Finally, our clinical adolescent sample was selected for both problem substance use and CD; thus, our findings may not generalize to broader substance-abusing populations without comorbid antisocial behavior. However, joint selection for both of these phenotypes would not be expected to lead to the finding of a common QTL in the absence of pleiotropy or strong linkage disequilibrium.
To explore our results further, we conducted a search for candidate genes within ±5 megabases (Mb) of each of our peak locations79 (http://genome.ucsc.edu). These searches yielded approximately 100 genes within each region. We highlight herein some candidates of interest (a full listing of identified genes in these regions can be found on our Web site at http://ibgwww.colorado.edu/cadd/a_center/research). Potential candidates in the region of 3q24-3q25 include the phospholipase D1 gene (PLD1); a serine proteinase inhibitor gene (SERPINI1); claudin 11, an oligodendrocyte transmembrane protein gene (CLDN11); and neuroligin 1 (NLGN1). A notable candidate near our 9q34 region is the dopamine β-hydroxylase gene (DBH). However, when we added a SNP marker within the DBH gene (DBH-1021C→T80) to our chromosome 9 map, there was no evidence of linkage near this marker, suggesting that our putative QTL is distal to the DBH locus. Other potential candidates in the region include GRIN1 (NMDAR1), a gene that codes for a subunit of the N-methyl-D-aspartate receptor; a neuroblastoma protein gene (AMY); a chloride intracellular channel gene (CLIC3); and a calcium channel gene (CACNA1B). Candidates within ±5 Mb of our 17q12 peak location include the serotonin transporter gene (SLC6A4); a cyclin-dependent kinase 5 regulatory subunit (CDK5R1) that codes for a protein that is a neuron-specific activator of CDK5; and OMG, a gene that codes for an oligodendrocyte myelin glycoprotein. Although we restricted our systematic search to ±5 Mb, we note with interest that DARPP-32,81 a dopamine- and cyclic adenosine monophosphate–regulated phosphoprotein that appears to be essential for dopaminergic and serotonergic neurotransmission, is located 6.3 Mb from our chromosome 17 peak. Putative gene function was ascertained from the GeneCards82 database (http://bioinfo1.weizmann.ac.il/genecards/).

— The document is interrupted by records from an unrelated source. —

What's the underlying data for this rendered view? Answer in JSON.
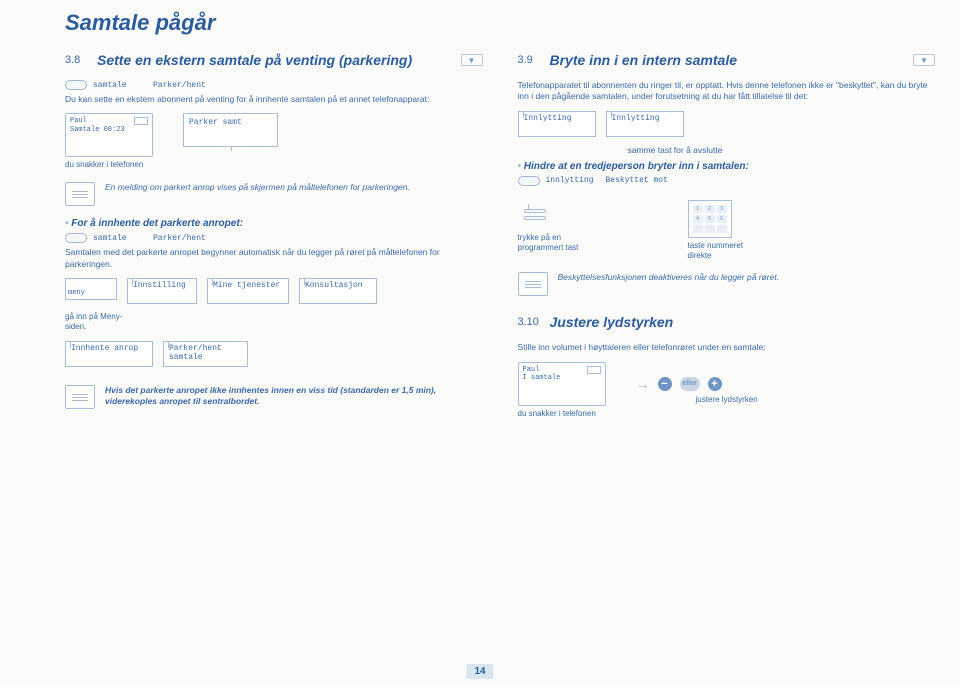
{
  "header": "Samtale pågår",
  "page_num": "14",
  "left": {
    "sec_num": "3.8",
    "sec_title": "Sette en ekstern samtale på venting (parkering)",
    "line1_a": "samtale",
    "line1_b": "Parker/hent",
    "intro": "Du kan sette en ekstern abonnent på venting for å innhente samtalen på et annet telefonapparat:",
    "screen_name": "Paul",
    "screen_status": "Samtale 00:23",
    "screen_cap": "du snakker i telefonen",
    "softkey1": "Parker samt",
    "note1": "En melding om parkert anrop vises på skjermen på måltelefonen for parkeringen.",
    "bullet1": "For å innhente det parkerte anropet:",
    "line2_a": "samtale",
    "line2_b": "Parker/hent",
    "line3": "Samtalen med det parkerte anropet begynner automatisk når du legger på røret på måltelefonen for parkeringen.",
    "menu_label": "meny",
    "chip1": "Innstilling",
    "chip2": "Mine tjenester",
    "chip3": "Konsultasjon",
    "menu_cap": "gå inn på Meny-siden.",
    "chip4": "Innhente anrop",
    "chip5a": "Parker/hent",
    "chip5b": "samtale",
    "note2": "Hvis det parkerte anropet ikke innhentes innen en viss tid (standarden er 1,5 min), viderekoples anropet til sentralbordet."
  },
  "right": {
    "sec_num": "3.9",
    "sec_title": "Bryte inn i en intern samtale",
    "intro": "Telefonapparatet til abonnenten du ringer til, er opptatt. Hvis denne telefonen ikke er \"beskyttet\", kan du bryte inn i den pågående samtalen, under forutsetning at du har fått tillatelse til det:",
    "chip_a": "Innlytting",
    "chip_b": "Innlytting",
    "mid1": "samme tast for å avslutte",
    "bullet2": "Hindre at en tredjeperson bryter inn i samtalen:",
    "line_a": "innlytting",
    "line_b": "Beskyttet mot",
    "prog_cap": "trykke på en programmert tast",
    "keypad_cap": "taste nummeret direkte",
    "note3": "Beskyttelsesfunksjonen deaktiveres når du legger på røret.",
    "sec_num2": "3.10",
    "sec_title2": "Justere lydstyrken",
    "intro2": "Stille inn volumet i høyttaleren eller telefonrøret under en samtale:",
    "screen2_name": "Paul",
    "screen2_status": "I samtale",
    "screen2_cap": "du snakker i telefonen",
    "vol_mid": "eller",
    "vol_cap": "justere lydstyrken"
  }
}
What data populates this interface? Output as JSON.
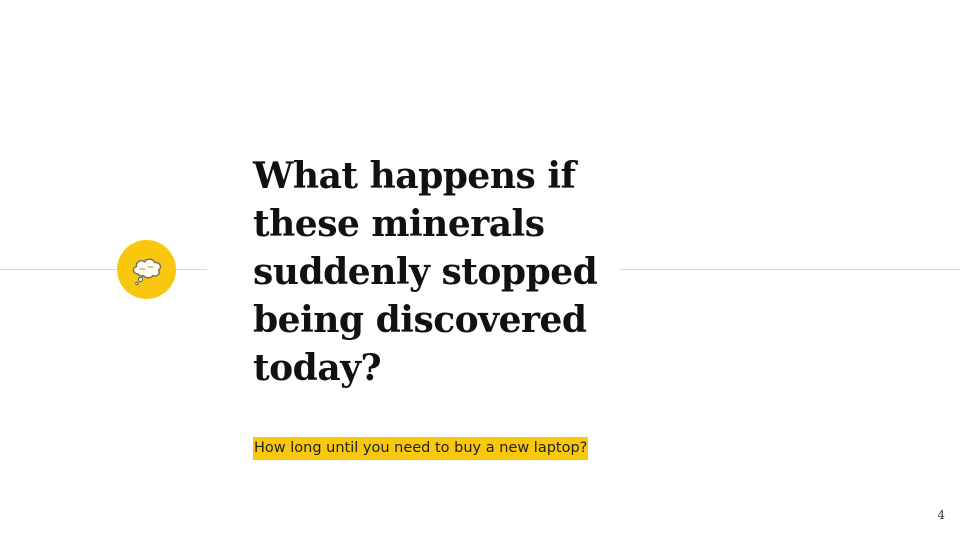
{
  "slide": {
    "headline_lines": [
      "What happens if",
      "these minerals",
      "suddenly stopped",
      "being discovered",
      "today?"
    ],
    "subtitle": "How long until you need to buy a new laptop?",
    "page_number": "4",
    "icon": "thought-bubble-icon"
  },
  "colors": {
    "accent": "#f9c80e",
    "rule": "#d9d9d9",
    "text": "#111111"
  }
}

In summary, CD and SUDs are frequently comorbid in adolescence.1- 3,6- 11 Although the precise etiologic mechanisms that underlie the frequent co-occurrence of these problem behaviors remain unclear, the current investigation was motivated by increasing evidence that common genetic risks may explain part of the comorbidity.36,37,39- 51 The goal of our current program of research is to extend this biometrical evidence to localize chromosomal regions that contain genes that influence both these disorders. Results of this study provide the first evidence of a potential molecular genetic basis for the comorbidity between drug dependence vulnerability and antisocial behavior in adolescents.
Correspondence: Michael C. Stallings, PhD, Institute for Behavioral Genetics, Campus Box 447, University of Colorado, Boulder, CO 80309-0444 (Michael.Stallings@Colorado.edu).
Submitted for Publication: December 12, 2003; final revision received March 25, 2005; accepted March 28, 2005.
Funding/Support: This research was supported in part by grants DA-05131, DA-11015, and DA-12845 from the National Institute on Drug Abuse, Bethesda, Md.
Acknowledgment: This article is dedicated to the late David W. Fulker. We acknowledge Stacey Cherny, PhD, and Marissa Ehringer, PhD, for their statistical and bioinformatics consultation and Kristen Ehlers, BA, for data management. Genotyping was performed by Jane Hutchinson, MS, Liping Liu, MS, and Chinatsu McGeary, BA. We especially thank the participants of the clinical, family, twin, and adoption studies of the Center for the Genetics and Treatment of Antisocial Drug Dependence.